Towards a spatial theory of playwork: what can Lefebvre offer as a response to playwork’s inherent contradictions?
In the UK, playworkers work in a range of settings with children across the 4 to 16 years age range. These settings include adventure playgrounds, play centres, out-of-school care schemes, play buses, holiday play schemes, play ranger projects (streets, parks and open spaces), schools, hospitals, refuges and prisons (Russell 2010). The ofﬁcial articulation of the role of the playworker within the Playwork Principles (PPSG 2005) is ‘to support all children and young people in the creation of a space in which they can play’. Such a deﬁnition has the potential to open the way for a spatial turn in playwork theorising, offering an alternative to the dominant temporal focus on professional interventions in the lives of children in order to help children develop into productive future citizens. This chapter draws on the work of French Marxist philosopher Henri Lefebvre (1991), and in particular his triadic conceptualisation of the social production of space (perceived, conceived and lived spaces), to develop an analysis that acknowledges the contradictions which playworkers navigate in their day-to-day experiences of working with children at play. The conceptual, theoretical design of designated ‘play spaces’, with named zones, material content and daily routines, is based on the assumption that this will give rise to particular practices (play forms) leading to particular instrumental outcomes (the development of speciﬁc skills). From this position in the triad, playwork may be seen as a form of labour that produces the next generation of producers and consumers. Children’s own bodily and emotional engagement with spaces gives rise to a wide range of playful disturbances of adult order; when conditions allow, children appropriate their own ‘lived’ space which incorporates the real and the imagined, often in ways that adults deem unsafe or offensive. Playworkers can ﬁnd themselves promoting some forms of playing over others (through their spatial practices) while espousing notions of children’s agency and freedom to play (ideals belonging to conceived spaces). Lefebvre’s threefold dialectical formulation of the production of space offers the possibility of seeing beyond the dualisms of order and chaos, certainty and uncertainty, repetition and difference, structure and agency. These binaries emerge from the dialectic between abstract, theoretical space and the material spatial practices; Lefebvre maintains

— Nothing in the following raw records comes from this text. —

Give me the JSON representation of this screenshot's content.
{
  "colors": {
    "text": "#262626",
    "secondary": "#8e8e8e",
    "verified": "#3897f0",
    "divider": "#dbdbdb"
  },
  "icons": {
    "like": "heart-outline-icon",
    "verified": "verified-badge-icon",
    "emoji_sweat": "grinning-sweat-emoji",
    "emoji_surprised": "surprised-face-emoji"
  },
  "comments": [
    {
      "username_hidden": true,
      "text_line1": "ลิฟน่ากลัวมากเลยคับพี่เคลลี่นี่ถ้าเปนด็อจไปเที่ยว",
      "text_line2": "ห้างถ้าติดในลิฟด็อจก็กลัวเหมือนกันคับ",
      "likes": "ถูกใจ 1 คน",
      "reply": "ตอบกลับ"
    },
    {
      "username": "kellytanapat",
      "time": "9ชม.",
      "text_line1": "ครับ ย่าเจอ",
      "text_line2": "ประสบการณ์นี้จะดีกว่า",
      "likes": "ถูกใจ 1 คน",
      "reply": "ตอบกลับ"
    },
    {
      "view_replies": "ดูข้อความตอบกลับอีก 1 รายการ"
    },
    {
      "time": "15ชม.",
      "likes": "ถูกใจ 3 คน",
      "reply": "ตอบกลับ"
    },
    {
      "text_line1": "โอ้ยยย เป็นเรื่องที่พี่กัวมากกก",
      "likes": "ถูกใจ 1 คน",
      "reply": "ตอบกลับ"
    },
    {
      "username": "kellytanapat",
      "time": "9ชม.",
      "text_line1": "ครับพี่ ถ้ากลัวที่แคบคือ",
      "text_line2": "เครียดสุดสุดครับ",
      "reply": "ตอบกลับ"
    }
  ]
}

that there is always a third. For playworkers, this is the ‘lived’ space of children’s playfulness and also of their own moments of playfulness and imagination.